(Element data from apps and pages)
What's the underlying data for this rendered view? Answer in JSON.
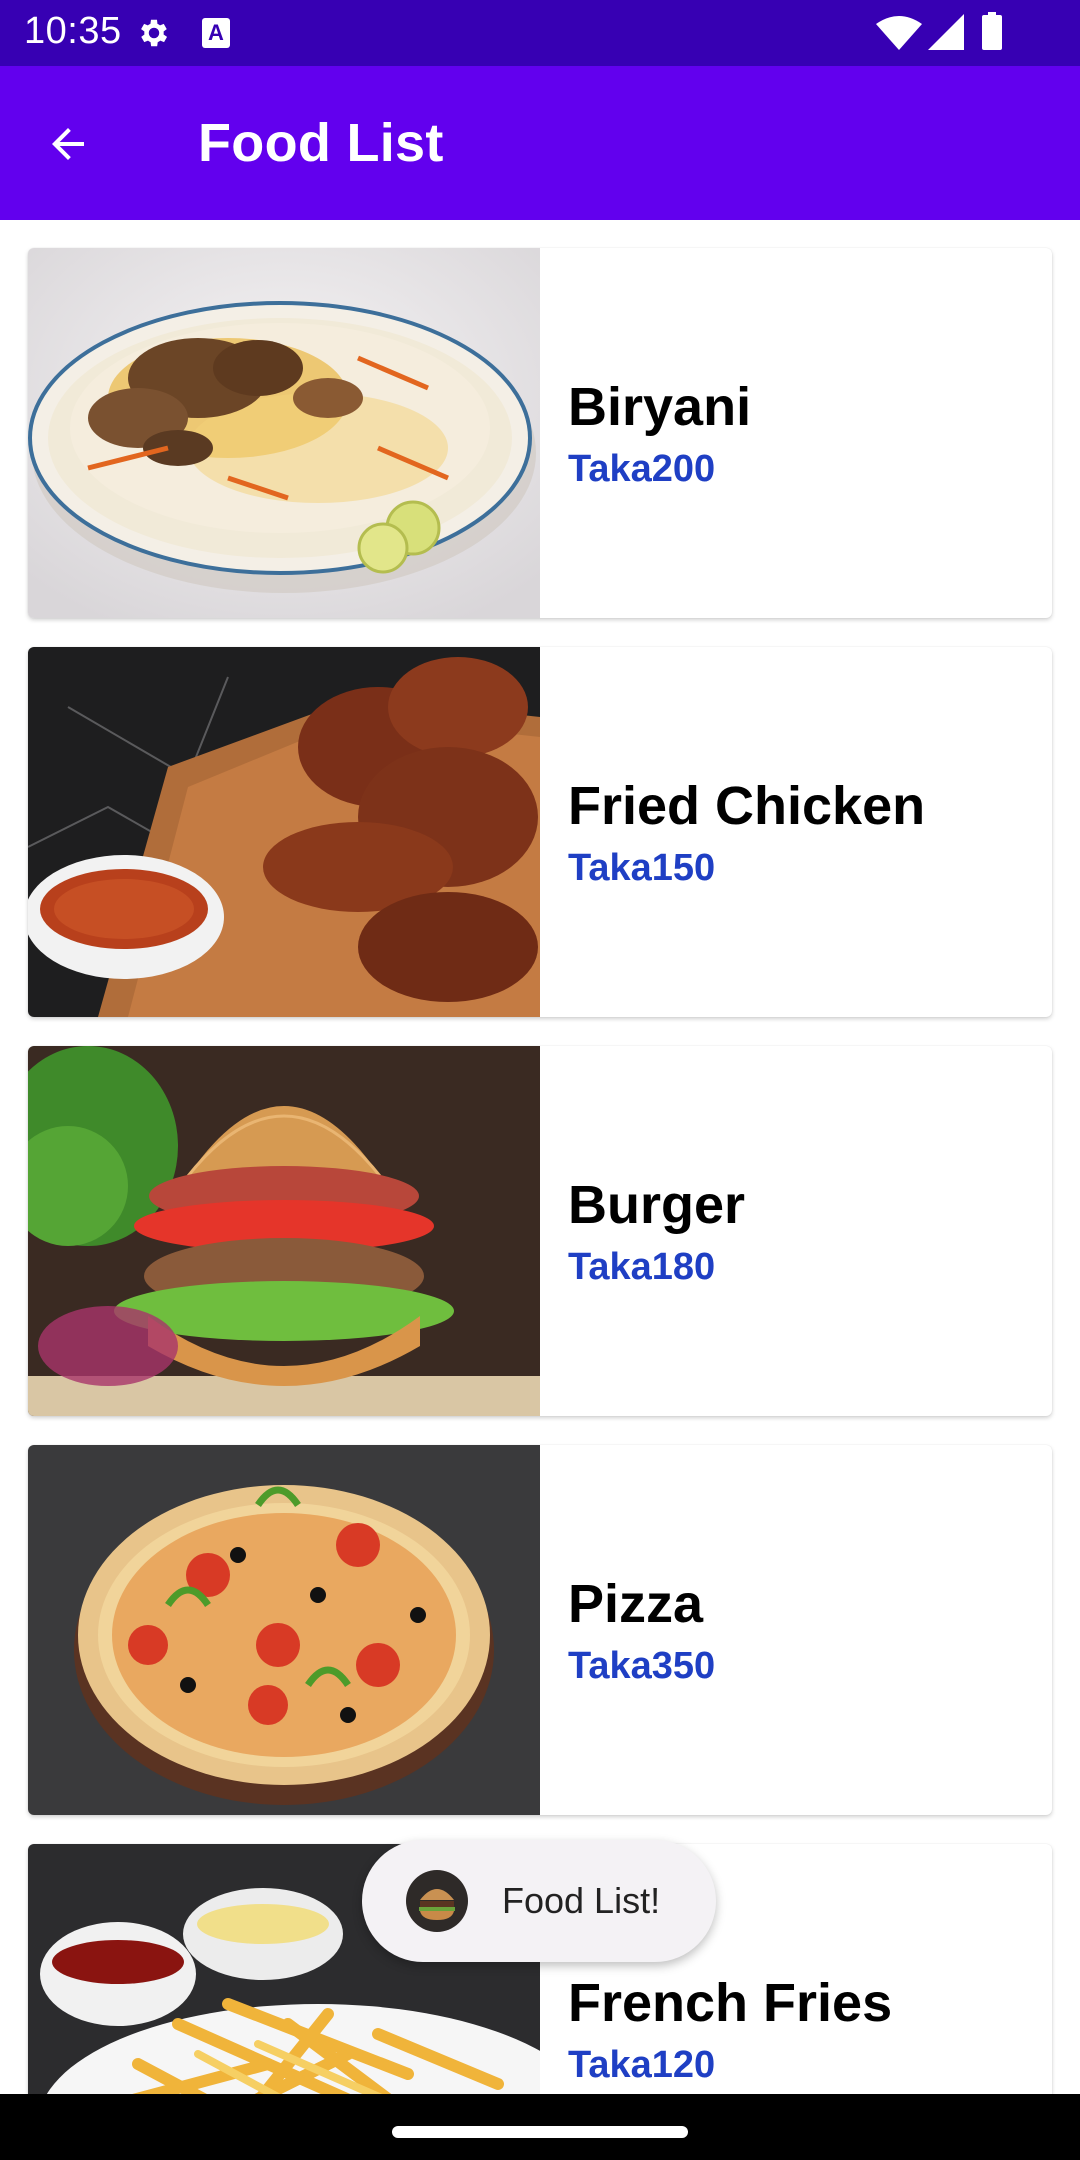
{
  "status_bar": {
    "time": "10:35",
    "icons": [
      "gear-icon",
      "keyboard-a-icon",
      "wifi-icon",
      "signal-icon",
      "battery-icon"
    ],
    "a_glyph": "A",
    "color": "#3700b3"
  },
  "app_bar": {
    "title": "Food List",
    "back_icon": "arrow-back-icon",
    "color": "#6200ee"
  },
  "foods": [
    {
      "name": "Biryani",
      "price": "Taka200",
      "image": "biryani-image"
    },
    {
      "name": "Fried Chicken",
      "price": "Taka150",
      "image": "fried-chicken-image"
    },
    {
      "name": "Burger",
      "price": "Taka180",
      "image": "burger-image"
    },
    {
      "name": "Pizza",
      "price": "Taka350",
      "image": "pizza-image"
    },
    {
      "name": "French Fries",
      "price": "Taka120",
      "image": "french-fries-image"
    }
  ],
  "toast": {
    "text": "Food List!",
    "icon": "burger-avatar-icon"
  },
  "colors": {
    "price": "#1f3fc4",
    "name": "#000000"
  }
}
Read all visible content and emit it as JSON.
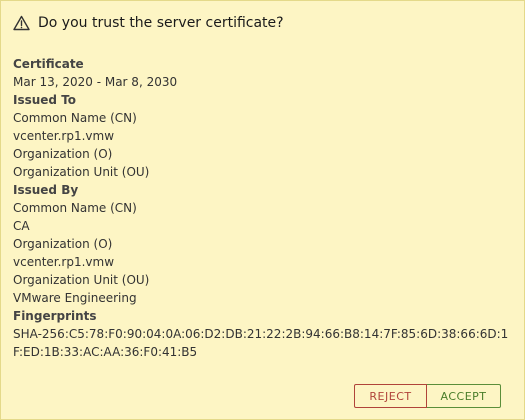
{
  "dialog": {
    "title": "Do you trust the server certificate?",
    "icon": "warning-triangle-icon"
  },
  "certificate": {
    "label": "Certificate",
    "validity": "Mar 13, 2020 - Mar 8, 2030"
  },
  "issued_to": {
    "label": "Issued To",
    "cn_label": "Common Name (CN)",
    "cn_value": "vcenter.rp1.vmw",
    "o_label": "Organization (O)",
    "ou_label": "Organization Unit (OU)"
  },
  "issued_by": {
    "label": "Issued By",
    "cn_label": "Common Name (CN)",
    "cn_value": "CA",
    "o_label": "Organization (O)",
    "o_value": "vcenter.rp1.vmw",
    "ou_label": "Organization Unit (OU)",
    "ou_value": "VMware Engineering"
  },
  "fingerprints": {
    "label": "Fingerprints",
    "sha256": "SHA-256:C5:78:F0:90:04:0A:06:D2:DB:21:22:2B:94:66:B8:14:7F:85:6D:38:66:6D:1F:ED:1B:33:AC:AA:36:F0:41:B5"
  },
  "buttons": {
    "reject": "REJECT",
    "accept": "ACCEPT"
  },
  "colors": {
    "background": "#fdf5c4",
    "reject": "#b0443a",
    "accept": "#4a7d2a"
  }
}
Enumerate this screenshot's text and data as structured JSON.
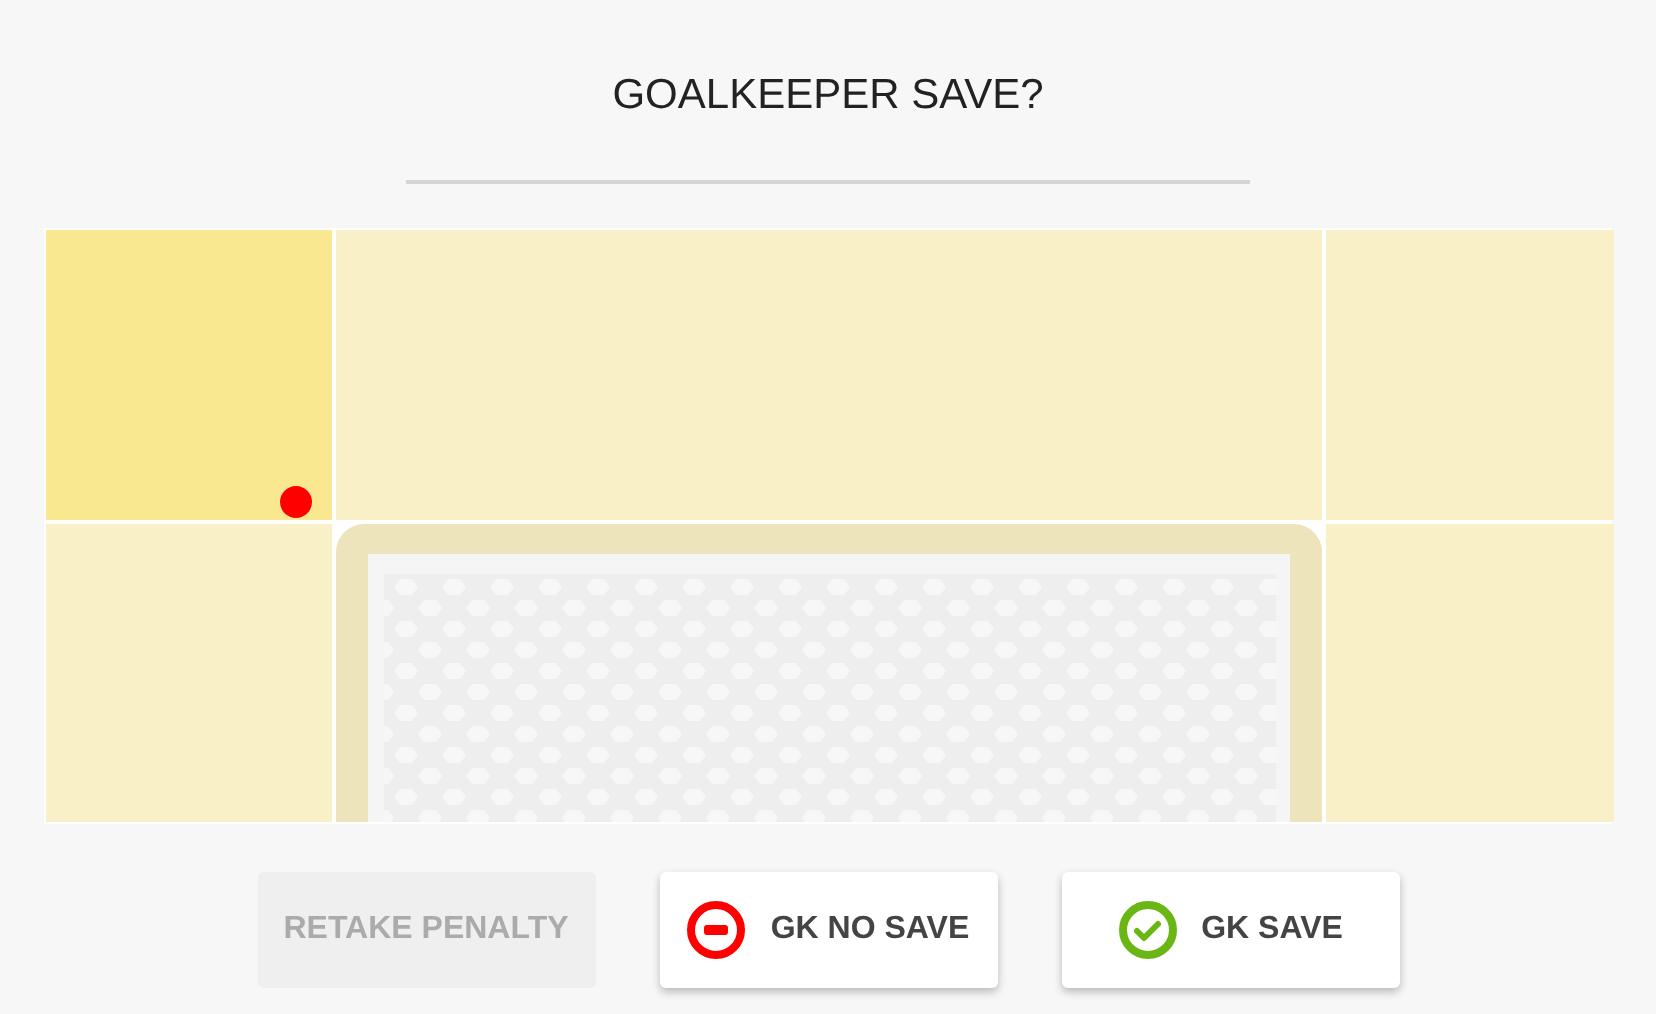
{
  "title": "GOALKEEPER SAVE?",
  "zones": [
    {
      "selected": true,
      "ball": true
    },
    {
      "selected": false,
      "ball": false
    },
    {
      "selected": false,
      "ball": false
    },
    {
      "selected": false,
      "ball": false
    },
    {
      "selected": false,
      "ball": false
    }
  ],
  "buttons": [
    {
      "label": "RETAKE PENALTY",
      "kind": "plain",
      "disabled": true
    },
    {
      "label": "GK NO SAVE",
      "kind": "no-save",
      "disabled": false
    },
    {
      "label": "GK SAVE",
      "kind": "save",
      "disabled": false
    }
  ]
}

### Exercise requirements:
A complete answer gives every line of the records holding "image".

### Completed task:
      "image": "biryani-image"
      "image": "fried-chicken-image"
      "image": "burger-image"
      "image": "pizza-image"
      "image": "french-fries-image"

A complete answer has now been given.